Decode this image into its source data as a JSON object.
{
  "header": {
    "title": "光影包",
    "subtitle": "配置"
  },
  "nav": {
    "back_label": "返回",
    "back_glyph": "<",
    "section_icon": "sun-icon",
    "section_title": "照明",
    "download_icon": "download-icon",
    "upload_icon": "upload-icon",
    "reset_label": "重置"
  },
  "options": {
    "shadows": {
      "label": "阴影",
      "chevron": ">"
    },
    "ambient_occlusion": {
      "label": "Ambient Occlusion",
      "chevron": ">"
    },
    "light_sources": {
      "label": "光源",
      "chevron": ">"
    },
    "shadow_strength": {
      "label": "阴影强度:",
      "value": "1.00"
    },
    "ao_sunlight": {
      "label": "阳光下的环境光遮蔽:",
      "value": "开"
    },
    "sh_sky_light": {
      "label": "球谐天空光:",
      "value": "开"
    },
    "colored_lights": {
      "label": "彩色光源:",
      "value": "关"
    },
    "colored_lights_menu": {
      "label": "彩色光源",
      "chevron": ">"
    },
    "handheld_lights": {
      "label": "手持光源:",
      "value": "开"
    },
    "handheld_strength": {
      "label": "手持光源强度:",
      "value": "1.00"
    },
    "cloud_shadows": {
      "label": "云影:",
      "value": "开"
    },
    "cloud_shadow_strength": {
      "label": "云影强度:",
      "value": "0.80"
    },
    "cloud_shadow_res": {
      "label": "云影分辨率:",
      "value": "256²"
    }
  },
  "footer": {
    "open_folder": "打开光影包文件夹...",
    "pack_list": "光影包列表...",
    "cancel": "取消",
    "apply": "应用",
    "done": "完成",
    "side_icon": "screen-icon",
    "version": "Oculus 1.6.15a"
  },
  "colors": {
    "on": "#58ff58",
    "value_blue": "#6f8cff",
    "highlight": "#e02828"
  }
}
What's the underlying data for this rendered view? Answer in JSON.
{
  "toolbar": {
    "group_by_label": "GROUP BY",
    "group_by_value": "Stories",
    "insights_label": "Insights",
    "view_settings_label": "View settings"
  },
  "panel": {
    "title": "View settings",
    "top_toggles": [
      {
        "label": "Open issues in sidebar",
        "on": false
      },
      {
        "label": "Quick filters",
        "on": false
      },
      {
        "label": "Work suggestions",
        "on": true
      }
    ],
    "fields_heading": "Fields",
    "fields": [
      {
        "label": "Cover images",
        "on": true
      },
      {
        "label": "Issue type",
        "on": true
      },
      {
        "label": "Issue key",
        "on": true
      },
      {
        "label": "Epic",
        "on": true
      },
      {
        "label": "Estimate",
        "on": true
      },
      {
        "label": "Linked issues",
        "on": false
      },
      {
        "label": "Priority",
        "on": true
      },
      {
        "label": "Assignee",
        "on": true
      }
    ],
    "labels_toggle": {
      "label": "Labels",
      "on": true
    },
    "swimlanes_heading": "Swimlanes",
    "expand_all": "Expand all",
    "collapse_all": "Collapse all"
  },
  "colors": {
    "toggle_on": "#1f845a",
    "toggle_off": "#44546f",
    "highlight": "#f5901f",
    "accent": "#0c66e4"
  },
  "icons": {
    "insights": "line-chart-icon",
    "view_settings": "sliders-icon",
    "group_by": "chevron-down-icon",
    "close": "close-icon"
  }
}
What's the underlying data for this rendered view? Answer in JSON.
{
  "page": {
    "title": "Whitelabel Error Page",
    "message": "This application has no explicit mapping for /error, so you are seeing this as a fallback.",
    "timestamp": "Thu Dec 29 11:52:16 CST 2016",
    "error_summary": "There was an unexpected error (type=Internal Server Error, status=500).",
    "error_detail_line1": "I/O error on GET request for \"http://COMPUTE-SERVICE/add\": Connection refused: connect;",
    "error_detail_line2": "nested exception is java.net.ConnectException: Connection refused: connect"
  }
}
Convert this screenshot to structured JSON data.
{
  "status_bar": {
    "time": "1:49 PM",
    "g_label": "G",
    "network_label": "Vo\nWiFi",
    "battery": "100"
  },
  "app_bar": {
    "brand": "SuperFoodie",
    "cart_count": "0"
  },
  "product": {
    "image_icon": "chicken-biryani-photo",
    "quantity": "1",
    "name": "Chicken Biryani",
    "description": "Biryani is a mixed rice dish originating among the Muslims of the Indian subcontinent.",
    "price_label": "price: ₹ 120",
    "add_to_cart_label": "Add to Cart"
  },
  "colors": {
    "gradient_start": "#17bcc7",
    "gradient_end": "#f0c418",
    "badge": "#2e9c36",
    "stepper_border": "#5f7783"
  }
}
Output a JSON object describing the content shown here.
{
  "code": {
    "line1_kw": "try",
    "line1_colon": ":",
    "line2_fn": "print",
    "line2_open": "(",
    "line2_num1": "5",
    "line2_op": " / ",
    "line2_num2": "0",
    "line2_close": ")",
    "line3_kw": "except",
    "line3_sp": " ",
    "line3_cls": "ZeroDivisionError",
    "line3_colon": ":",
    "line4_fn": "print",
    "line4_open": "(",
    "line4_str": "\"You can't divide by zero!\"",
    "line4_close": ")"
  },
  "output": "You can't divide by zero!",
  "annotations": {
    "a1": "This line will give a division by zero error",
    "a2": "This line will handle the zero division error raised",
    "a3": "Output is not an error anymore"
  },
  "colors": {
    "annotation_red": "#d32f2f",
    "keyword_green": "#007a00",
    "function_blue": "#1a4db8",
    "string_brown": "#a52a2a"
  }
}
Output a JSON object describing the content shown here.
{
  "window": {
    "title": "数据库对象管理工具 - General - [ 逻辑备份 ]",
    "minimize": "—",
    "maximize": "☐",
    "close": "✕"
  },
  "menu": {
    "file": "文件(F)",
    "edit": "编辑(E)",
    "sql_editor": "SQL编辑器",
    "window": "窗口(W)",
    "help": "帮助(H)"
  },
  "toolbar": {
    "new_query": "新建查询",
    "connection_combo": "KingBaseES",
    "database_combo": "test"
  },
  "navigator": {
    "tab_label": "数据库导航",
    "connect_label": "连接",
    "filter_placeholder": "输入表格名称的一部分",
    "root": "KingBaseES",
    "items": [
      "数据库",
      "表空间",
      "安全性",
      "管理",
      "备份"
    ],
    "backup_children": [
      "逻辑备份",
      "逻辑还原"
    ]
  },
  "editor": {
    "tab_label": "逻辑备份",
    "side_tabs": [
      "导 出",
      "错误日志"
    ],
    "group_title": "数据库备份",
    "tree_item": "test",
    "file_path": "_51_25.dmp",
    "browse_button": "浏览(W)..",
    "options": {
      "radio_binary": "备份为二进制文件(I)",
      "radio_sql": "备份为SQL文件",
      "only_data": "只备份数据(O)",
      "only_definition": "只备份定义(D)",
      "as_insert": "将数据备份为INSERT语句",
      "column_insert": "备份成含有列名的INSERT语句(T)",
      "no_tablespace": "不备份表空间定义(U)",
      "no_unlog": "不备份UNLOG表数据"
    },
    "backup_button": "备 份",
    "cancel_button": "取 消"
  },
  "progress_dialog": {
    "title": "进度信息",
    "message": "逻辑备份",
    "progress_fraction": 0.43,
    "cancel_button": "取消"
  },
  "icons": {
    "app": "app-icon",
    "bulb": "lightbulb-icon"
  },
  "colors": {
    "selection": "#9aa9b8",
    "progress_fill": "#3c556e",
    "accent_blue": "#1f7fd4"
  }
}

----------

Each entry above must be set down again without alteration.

▶ [RESULT FOR THIS TASK]:
Decode this image into its source data as a JSON object.
{
  "header": {
    "title": "光影包",
    "subtitle": "配置"
  },
  "nav": {
    "back_label": "返回",
    "back_glyph": "<",
    "section_icon": "sun-icon",
    "section_title": "照明",
    "download_icon": "download-icon",
    "upload_icon": "upload-icon",
    "reset_label": "重置"
  },
  "options": {
    "shadows": {
      "label": "阴影",
      "chevron": ">"
    },
    "ambient_occlusion": {
      "label": "Ambient Occlusion",
      "chevron": ">"
    },
    "light_sources": {
      "label": "光源",
      "chevron": ">"
    },
    "shadow_strength": {
      "label": "阴影强度:",
      "value": "1.00"
    },
    "ao_sunlight": {
      "label": "阳光下的环境光遮蔽:",
      "value": "开"
    },
    "sh_sky_light": {
      "label": "球谐天空光:",
      "value": "开"
    },
    "colored_lights": {
      "label": "彩色光源:",
      "value": "关"
    },
    "colored_lights_menu": {
      "label": "彩色光源",
      "chevron": ">"
    },
    "handheld_lights": {
      "label": "手持光源:",
      "value": "开"
    },
    "handheld_strength": {
      "label": "手持光源强度:",
      "value": "1.00"
    },
    "cloud_shadows": {
      "label": "云影:",
      "value": "开"
    },
    "cloud_shadow_strength": {
      "label": "云影强度:",
      "value": "0.80"
    },
    "cloud_shadow_res": {
      "label": "云影分辨率:",
      "value": "256²"
    }
  },
  "footer": {
    "open_folder": "打开光影包文件夹...",
    "pack_list": "光影包列表...",
    "cancel": "取消",
    "apply": "应用",
    "done": "完成",
    "side_icon": "screen-icon",
    "version": "Oculus 1.6.15a"
  },
  "colors": {
    "on": "#58ff58",
    "value_blue": "#6f8cff",
    "highlight": "#e02828"
  }
}
What's the underlying data for this rendered view? Answer in JSON.
{
  "toolbar": {
    "group_by_label": "GROUP BY",
    "group_by_value": "Stories",
    "insights_label": "Insights",
    "view_settings_label": "View settings"
  },
  "panel": {
    "title": "View settings",
    "top_toggles": [
      {
        "label": "Open issues in sidebar",
        "on": false
      },
      {
        "label": "Quick filters",
        "on": false
      },
      {
        "label": "Work suggestions",
        "on": true
      }
    ],
    "fields_heading": "Fields",
    "fields": [
      {
        "label": "Cover images",
        "on": true
      },
      {
        "label": "Issue type",
        "on": true
      },
      {
        "label": "Issue key",
        "on": true
      },
      {
        "label": "Epic",
        "on": true
      },
      {
        "label": "Estimate",
        "on": true
      },
      {
        "label": "Linked issues",
        "on": false
      },
      {
        "label": "Priority",
        "on": true
      },
      {
        "label": "Assignee",
        "on": true
      }
    ],
    "labels_toggle": {
      "label": "Labels",
      "on": true
    },
    "swimlanes_heading": "Swimlanes",
    "expand_all": "Expand all",
    "collapse_all": "Collapse all"
  },
  "colors": {
    "toggle_on": "#1f845a",
    "toggle_off": "#44546f",
    "highlight": "#f5901f",
    "accent": "#0c66e4"
  },
  "icons": {
    "insights": "line-chart-icon",
    "view_settings": "sliders-icon",
    "group_by": "chevron-down-icon",
    "close": "close-icon"
  }
}
What's the underlying data for this rendered view? Answer in JSON.
{
  "page": {
    "title": "Whitelabel Error Page",
    "message": "This application has no explicit mapping for /error, so you are seeing this as a fallback.",
    "timestamp": "Thu Dec 29 11:52:16 CST 2016",
    "error_summary": "There was an unexpected error (type=Internal Server Error, status=500).",
    "error_detail_line1": "I/O error on GET request for \"http://COMPUTE-SERVICE/add\": Connection refused: connect;",
    "error_detail_line2": "nested exception is java.net.ConnectException: Connection refused: connect"
  }
}
Convert this screenshot to structured JSON data.
{
  "status_bar": {
    "time": "1:49 PM",
    "g_label": "G",
    "network_label": "Vo\nWiFi",
    "battery": "100"
  },
  "app_bar": {
    "brand": "SuperFoodie",
    "cart_count": "0"
  },
  "product": {
    "image_icon": "chicken-biryani-photo",
    "quantity": "1",
    "name": "Chicken Biryani",
    "description": "Biryani is a mixed rice dish originating among the Muslims of the Indian subcontinent.",
    "price_label": "price: ₹ 120",
    "add_to_cart_label": "Add to Cart"
  },
  "colors": {
    "gradient_start": "#17bcc7",
    "gradient_end": "#f0c418",
    "badge": "#2e9c36",
    "stepper_border": "#5f7783"
  }
}
Output a JSON object describing the content shown here.
{
  "code": {
    "line1_kw": "try",
    "line1_colon": ":",
    "line2_fn": "print",
    "line2_open": "(",
    "line2_num1": "5",
    "line2_op": " / ",
    "line2_num2": "0",
    "line2_close": ")",
    "line3_kw": "except",
    "line3_sp": " ",
    "line3_cls": "ZeroDivisionError",
    "line3_colon": ":",
    "line4_fn": "print",
    "line4_open": "(",
    "line4_str": "\"You can't divide by zero!\"",
    "line4_close": ")"
  },
  "output": "You can't divide by zero!",
  "annotations": {
    "a1": "This line will give a division by zero error",
    "a2": "This line will handle the zero division error raised",
    "a3": "Output is not an error anymore"
  },
  "colors": {
    "annotation_red": "#d32f2f",
    "keyword_green": "#007a00",
    "function_blue": "#1a4db8",
    "string_brown": "#a52a2a"
  }
}
Output a JSON object describing the content shown here.
{
  "window": {
    "title": "数据库对象管理工具 - General - [ 逻辑备份 ]",
    "minimize": "—",
    "maximize": "☐",
    "close": "✕"
  },
  "menu": {
    "file": "文件(F)",
    "edit": "编辑(E)",
    "sql_editor": "SQL编辑器",
    "window": "窗口(W)",
    "help": "帮助(H)"
  },
  "toolbar": {
    "new_query": "新建查询",
    "connection_combo": "KingBaseES",
    "database_combo": "test"
  },
  "navigator": {
    "tab_label": "数据库导航",
    "connect_label": "连接",
    "filter_placeholder": "输入表格名称的一部分",
    "root": "KingBaseES",
    "items": [
      "数据库",
      "表空间",
      "安全性",
      "管理",
      "备份"
    ],
    "backup_children": [
      "逻辑备份",
      "逻辑还原"
    ]
  },
  "editor": {
    "tab_label": "逻辑备份",
    "side_tabs": [
      "导 出",
      "错误日志"
    ],
    "group_title": "数据库备份",
    "tree_item": "test",
    "file_path": "_51_25.dmp",
    "browse_button": "浏览(W)..",
    "options": {
      "radio_binary": "备份为二进制文件(I)",
      "radio_sql": "备份为SQL文件",
      "only_data": "只备份数据(O)",
      "only_definition": "只备份定义(D)",
      "as_insert": "将数据备份为INSERT语句",
      "column_insert": "备份成含有列名的INSERT语句(T)",
      "no_tablespace": "不备份表空间定义(U)",
      "no_unlog": "不备份UNLOG表数据"
    },
    "backup_button": "备 份",
    "cancel_button": "取 消"
  },
  "progress_dialog": {
    "title": "进度信息",
    "message": "逻辑备份",
    "progress_fraction": 0.43,
    "cancel_button": "取消"
  },
  "icons": {
    "app": "app-icon",
    "bulb": "lightbulb-icon"
  },
  "colors": {
    "selection": "#9aa9b8",
    "progress_fill": "#3c556e",
    "accent_blue": "#1f7fd4"
  }
}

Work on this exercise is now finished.